Some 600 years later in 1872, Saint Clare's Relics were transferred to a newly constructed shrine in the crypt of the Basilica of Saint Clare. There the Incorrupt body can still be venerated today.


The wax figure of Saint Clare of Assisi at Basilica of Saint Clare, in Italy.

Pope Pius XII designated her as the patron saint of television in 1958, on the basis that when she was too ill to attend Mass, she had reportedly been able to see and hear it on the wall of her room.[10]

In art, Clare is often shown carrying a monstrance or pyx, in commemoration of the time when she warded away the soldiers of Frederick II at the gates of her convent by displaying the Blessed Sacrament and kneeling in prayer.

Lake Saint Clair and the Saint Clair River in the Great Lakes region of North America were named in 1679 on her feast day, August 11. Mission Santa Clara, founded by Spanish missionaries in northern California in 1777, has given its name to the university, city, county, and valley in which it sits.
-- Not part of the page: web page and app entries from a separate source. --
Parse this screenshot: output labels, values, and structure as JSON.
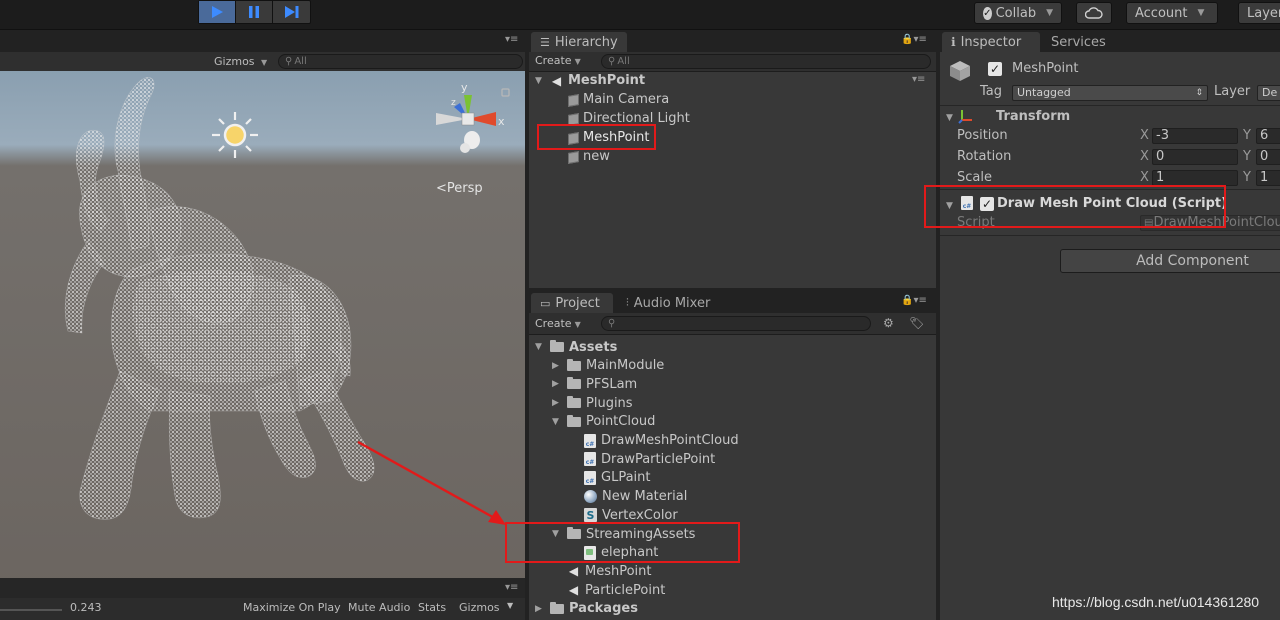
{
  "toolbar": {
    "collab_label": "Collab",
    "account_label": "Account",
    "layers_label": "Layer"
  },
  "scene": {
    "gizmos_label": "Gizmos",
    "search_placeholder": "All",
    "persp_label": "Persp",
    "axis_x": "x",
    "axis_y": "y",
    "axis_z": "z",
    "bottom": {
      "value": "0.243",
      "maximize_label": "Maximize On Play",
      "mute_label": "Mute Audio",
      "stats_label": "Stats",
      "gizmos_label": "Gizmos"
    }
  },
  "hierarchy": {
    "tab_label": "Hierarchy",
    "create_label": "Create",
    "search_placeholder": "All",
    "scene_name": "MeshPoint",
    "items": [
      {
        "label": "Main Camera"
      },
      {
        "label": "Directional Light"
      },
      {
        "label": "MeshPoint"
      },
      {
        "label": "new"
      }
    ]
  },
  "project": {
    "tab_label": "Project",
    "mixer_tab_label": "Audio Mixer",
    "create_label": "Create",
    "tree": [
      {
        "label": "Assets",
        "depth": 0,
        "kind": "folder",
        "bold": true
      },
      {
        "label": "MainModule",
        "depth": 1,
        "kind": "folder"
      },
      {
        "label": "PFSLam",
        "depth": 1,
        "kind": "folder"
      },
      {
        "label": "Plugins",
        "depth": 1,
        "kind": "folder"
      },
      {
        "label": "PointCloud",
        "depth": 1,
        "kind": "folder"
      },
      {
        "label": "DrawMeshPointCloud",
        "depth": 2,
        "kind": "cs"
      },
      {
        "label": "DrawParticlePoint",
        "depth": 2,
        "kind": "cs"
      },
      {
        "label": "GLPaint",
        "depth": 2,
        "kind": "cs"
      },
      {
        "label": "New Material",
        "depth": 2,
        "kind": "material"
      },
      {
        "label": "VertexColor",
        "depth": 2,
        "kind": "shader"
      },
      {
        "label": "StreamingAssets",
        "depth": 1,
        "kind": "folder"
      },
      {
        "label": "elephant",
        "depth": 2,
        "kind": "text"
      },
      {
        "label": "MeshPoint",
        "depth": 1,
        "kind": "scene"
      },
      {
        "label": "ParticlePoint",
        "depth": 1,
        "kind": "scene"
      },
      {
        "label": "Packages",
        "depth": 0,
        "kind": "folder",
        "bold": true
      }
    ]
  },
  "inspector": {
    "tab_label": "Inspector",
    "services_tab_label": "Services",
    "object_name": "MeshPoint",
    "tag_label": "Tag",
    "tag_value": "Untagged",
    "layer_label": "Layer",
    "layer_value": "De",
    "transform_label": "Transform",
    "position_label": "Position",
    "position_x": "-3",
    "position_y": "6",
    "rotation_label": "Rotation",
    "rotation_x": "0",
    "rotation_y": "0",
    "scale_label": "Scale",
    "scale_x": "1",
    "scale_y": "1",
    "x_letter": "X",
    "y_letter": "Y",
    "component_label": "Draw Mesh Point Cloud (Script)",
    "script_label": "Script",
    "script_value": "DrawMeshPointClou",
    "add_component_label": "Add Component"
  },
  "watermark": "https://blog.csdn.net/u014361280",
  "colors": {
    "highlight": "#e21a1a",
    "play_active": "#4a6a9a",
    "play_icon": "#3d8bff"
  }
}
Southern California's Santa Clara River is hundreds of miles to the south, and gave its name to the nearby city of Santa Clarita. Santa Clara Pueblo, New Mexico celebrates its Santa Clara Feast Day annually on August 12, as the feast was celebrated before the 1969 calendar change.

Clare was canonized three years after her death and her feast day was immediately inserted in the General Roman Calendar for celebration on August 12, the day following her death, as August 11 was already assigned to Saints Tiburtius and Susanna, two 3rd-century Roman martyrs. The celebration was ranked as a Double (as in the Tridentine Calendar) or, in the terminology adopted in 1960, a Third-Class Feast (as in the General Roman Calendar of 1960). The 1969 calendar revision removed the feast of Tiburtius and Susanna from the calendar, finally allowing the memorial of Saint Clare to be celebrated on August 11, the day of her death. Her body is no longer claimed to be incorrupt, and her skeleton is displayed in Assisi.

See also[edit]


  1. ^ a b c Robinson, Paschal. "St. Clare of Assisi." The Catholic Encyclopedia. Vol. 4. New York: Robert Appleton Company, 1908. 12 Feb. 2015
  2. ^ Bartoli, p. 34–5; in the sources, there is no exact year when Ortolana entered the monastery, according to Bartoli. The best source for the historical details of Clare's life is the "Acts for the Process of her Canonization", in The Lady: Clare of Assisi: Early Documents, ed. and trans. Regis J. Armstrong (New York: New City Press, 2006).
  3. ^ a b c Foley O.F.M., Leonard. "St. Clare", Saint of the Day, (revised by Pat McCloskey O.F.M.), Franciscan Media
  4. ^ a b c d e f Fr. Paolo O. Pirlo, SHMI (1997). "St. Clare". My First Book of Saints. Sons of Holy Mary Immaculate - Quality Catholic Publications. pp. 178–179. ISBN 971-91595-4-5. 
  5. ^ Maria Pia Alberzoni, Clare of Assisi and the Poor Sisters in the Thirteenth Century (St. Bonaventure, NY: Franciscan Institute, 2004).
  6. ^ Bartoli p. 92ff
  7. ^ Bartoli 95
  8. ^ Bartoli p. 96
  9. ^ Bartoli p. 171ff


  • Bartoli, Marco. Clare of Assisi. Quincy, Ill.: Franciscan Press, 1993

PATTENDEN, M. (2008). The canonisation of clare of assisi and early franciscan history. The Journal of Ecclesiastical History, 59(2), 208-226.

External links[edit]